Master the Art of Persuasion: Tips to Influence Any Conversation
Achieving success often hinges on one's proficiency in the art of persuasion—a skill honed through consistent practice and patience. Persuasion involves guiding individuals to take actions that align with their own best interests while also benefiting them. Here are three essential tips to kickstart your journey towards mastering this valuable skill.
Cultivate Effective Listening Skills: Demonstrating the ability to listen attentively is crucial, as people desire to be heard. By allowing them to express themselves first, you can gather valuable information to craft a persuasive pitch tailored to their needs. This approach not only fosters a positive impression but also increases the likelihood that they will be receptive to your message.
Leverage Real-life Experiences to Support Your Position: Embracing Aristotle's belief that metaphor enhances language, integrating real-life references and examples can significantly enhance your persuasiveness. Sharing personal experiences helps the other person grasp your perspective and illustrates your commitment to clarifying why your viewpoint differs. This connection with tangible examples strengthens your argument and facilitates understanding.
Pay Attention to the Conclusion: In the realm of persuasion, individuals prefer to feel that they haven't been coerced into accepting a viewpoint they didn't already align with. Therefore, when drawing conclusions, it is vital to present them with respect for their existing beliefs. If you effectively communicate your ideas in a way that resonates with the other person, they are more likely to perceive any change in their decision as a voluntary one.

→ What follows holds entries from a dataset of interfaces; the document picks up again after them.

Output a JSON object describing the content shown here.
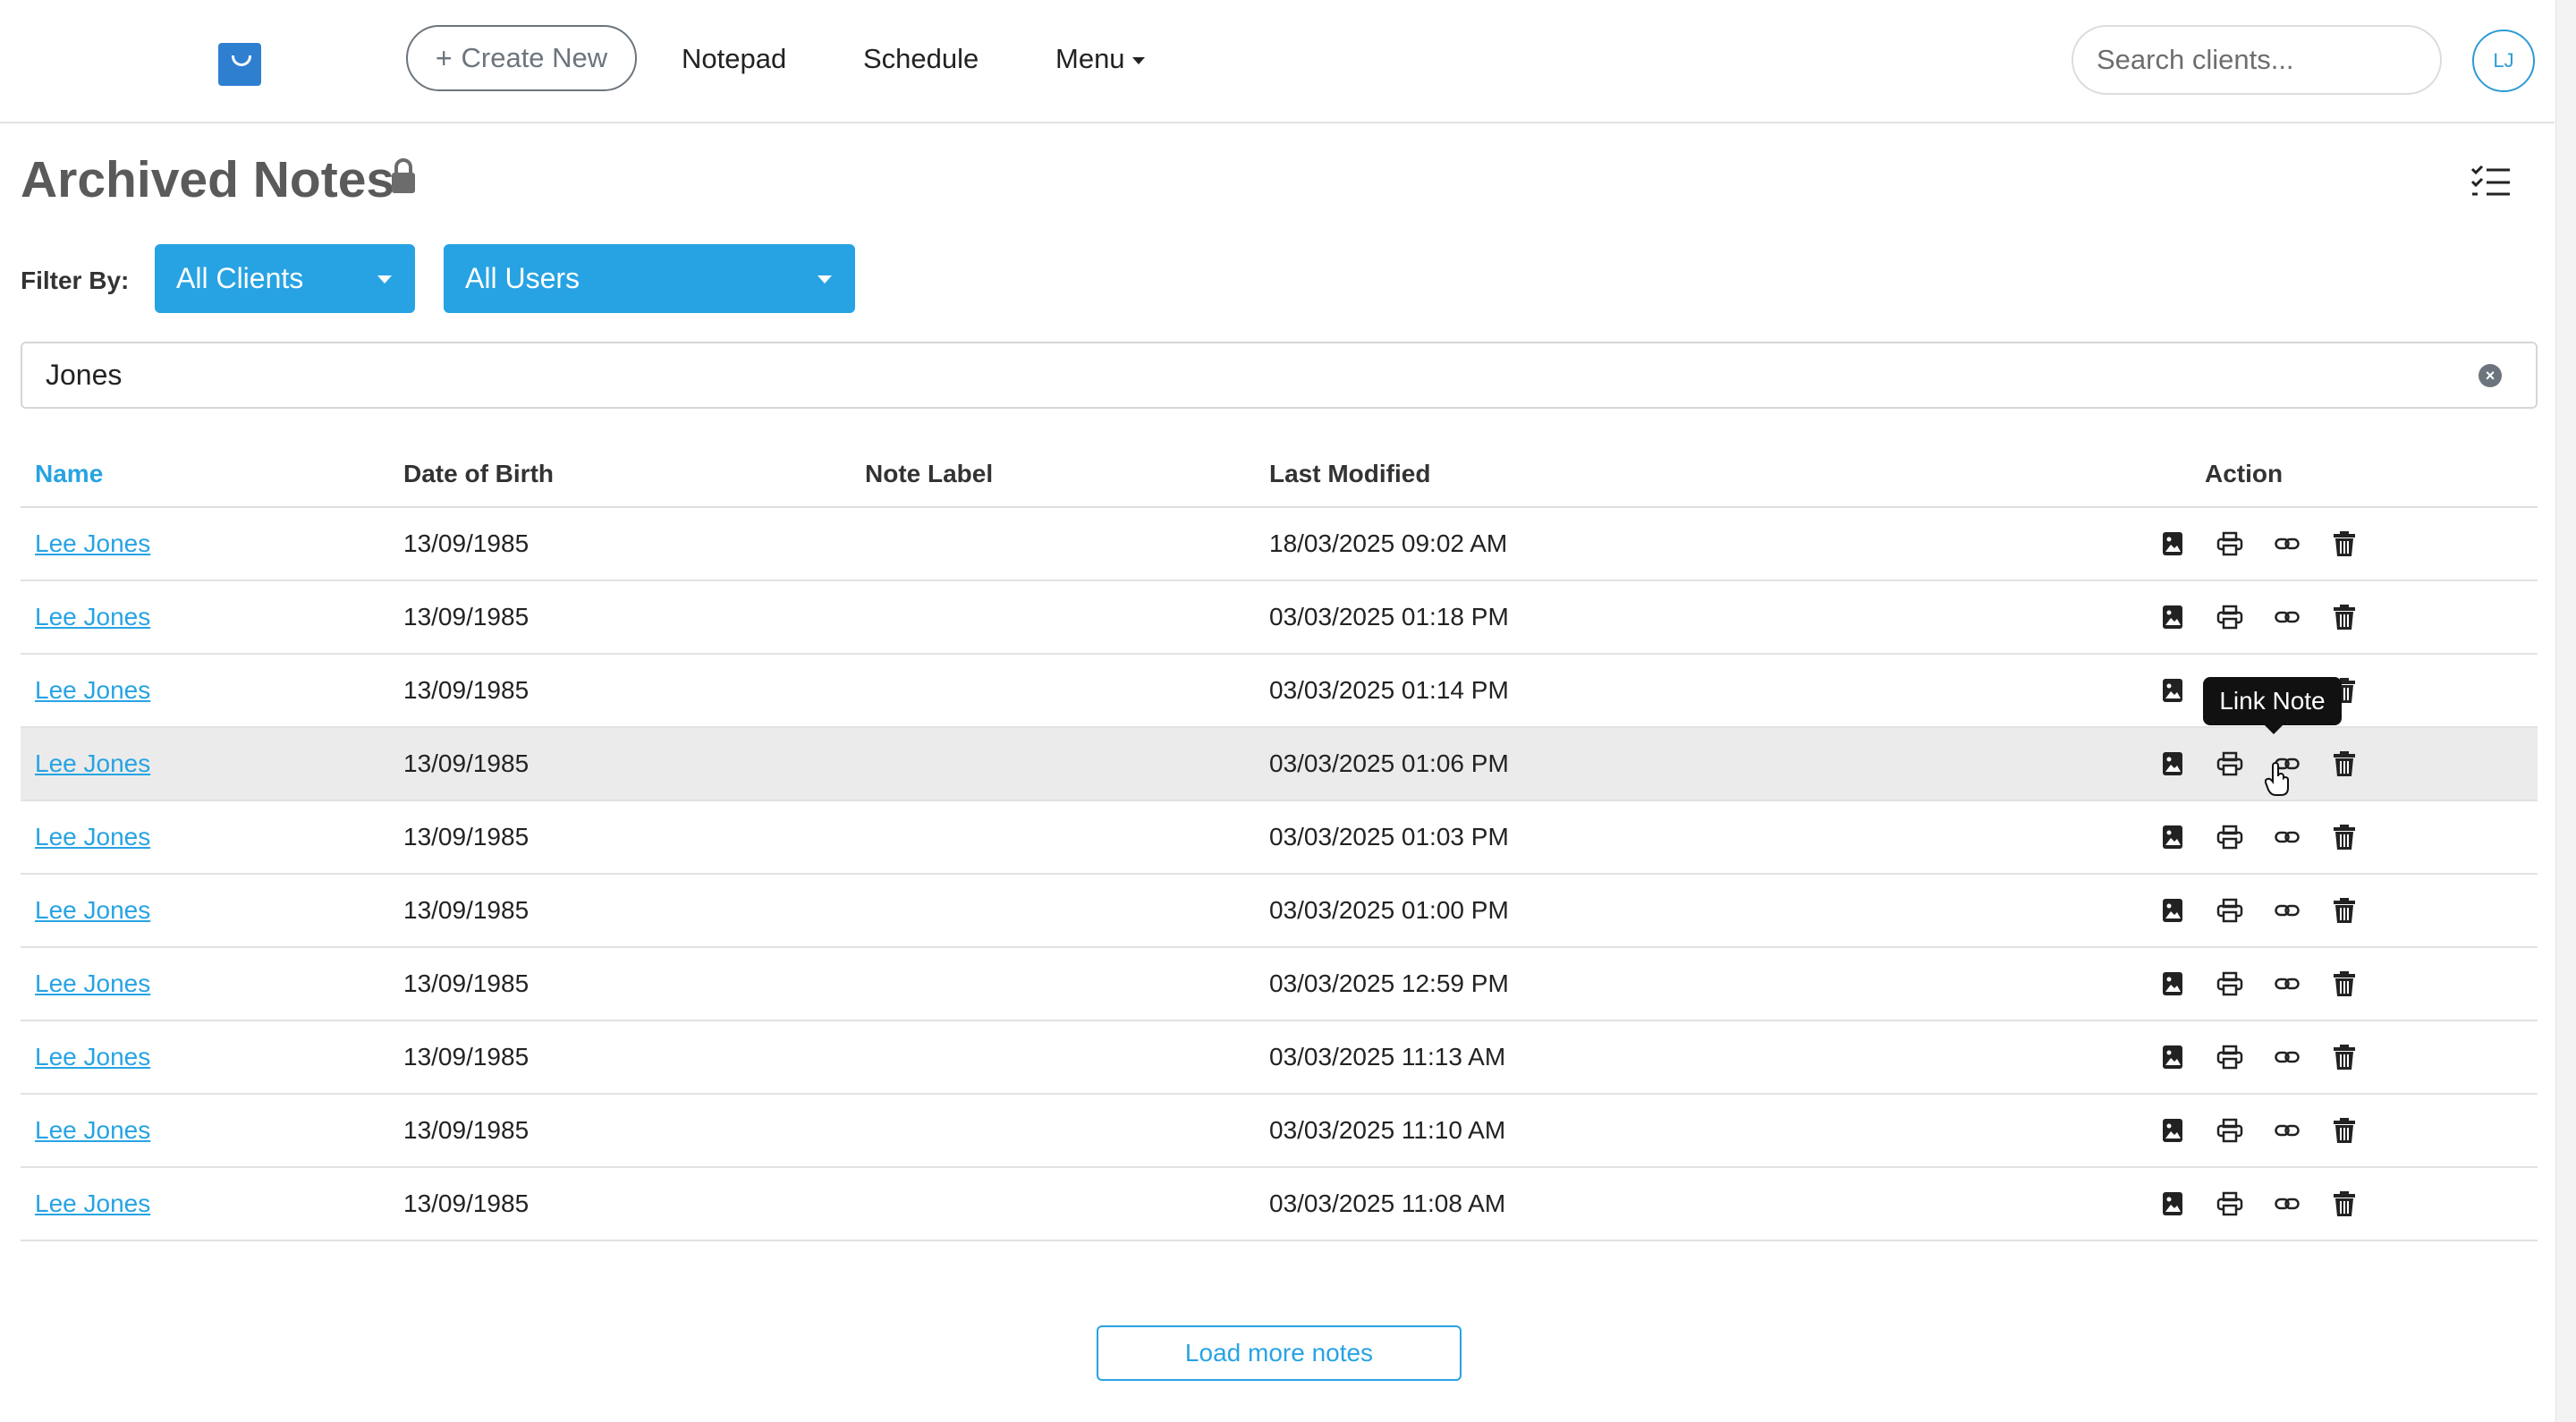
{
  "nav": {
    "create_label": "Create New",
    "create_icon": "plus-icon",
    "notepad": "Notepad",
    "schedule": "Schedule",
    "menu": "Menu",
    "search_placeholder": "Search clients...",
    "avatar_initials": "LJ"
  },
  "page": {
    "title": "Archived Notes",
    "filter_label": "Filter By:",
    "clients_filter": "All Clients",
    "users_filter": "All Users",
    "search_value": "Jones"
  },
  "table": {
    "headers": {
      "name": "Name",
      "dob": "Date of Birth",
      "note_label": "Note Label",
      "last_modified": "Last Modified",
      "action": "Action"
    },
    "rows": [
      {
        "name": "Lee Jones",
        "dob": "13/09/1985",
        "label": "",
        "modified": "18/03/2025 09:02 AM"
      },
      {
        "name": "Lee Jones",
        "dob": "13/09/1985",
        "label": "",
        "modified": "03/03/2025 01:18 PM"
      },
      {
        "name": "Lee Jones",
        "dob": "13/09/1985",
        "label": "",
        "modified": "03/03/2025 01:14 PM"
      },
      {
        "name": "Lee Jones",
        "dob": "13/09/1985",
        "label": "",
        "modified": "03/03/2025 01:06 PM"
      },
      {
        "name": "Lee Jones",
        "dob": "13/09/1985",
        "label": "",
        "modified": "03/03/2025 01:03 PM"
      },
      {
        "name": "Lee Jones",
        "dob": "13/09/1985",
        "label": "",
        "modified": "03/03/2025 01:00 PM"
      },
      {
        "name": "Lee Jones",
        "dob": "13/09/1985",
        "label": "",
        "modified": "03/03/2025 12:59 PM"
      },
      {
        "name": "Lee Jones",
        "dob": "13/09/1985",
        "label": "",
        "modified": "03/03/2025 11:13 AM"
      },
      {
        "name": "Lee Jones",
        "dob": "13/09/1985",
        "label": "",
        "modified": "03/03/2025 11:10 AM"
      },
      {
        "name": "Lee Jones",
        "dob": "13/09/1985",
        "label": "",
        "modified": "03/03/2025 11:08 AM"
      }
    ],
    "action_icons": [
      "image-icon",
      "print-icon",
      "link-icon",
      "trash-icon"
    ],
    "hovered_row": 4
  },
  "tooltip": "Link Note",
  "load_more": "Load more notes",
  "colors": {
    "accent": "#27a3e3",
    "logo": "#2f7fd1",
    "hover_row": "#ebebeb",
    "tooltip_bg": "#111111"
  }
}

In essence, mastering the art of persuasion involves combining empathetic listening, relatable examples, and a respectful approach to conclusions. By incorporating these techniques into your persuasive efforts, you can increase your effectiveness in influencing others positively. Remember, words are your tools, build bridges not walls.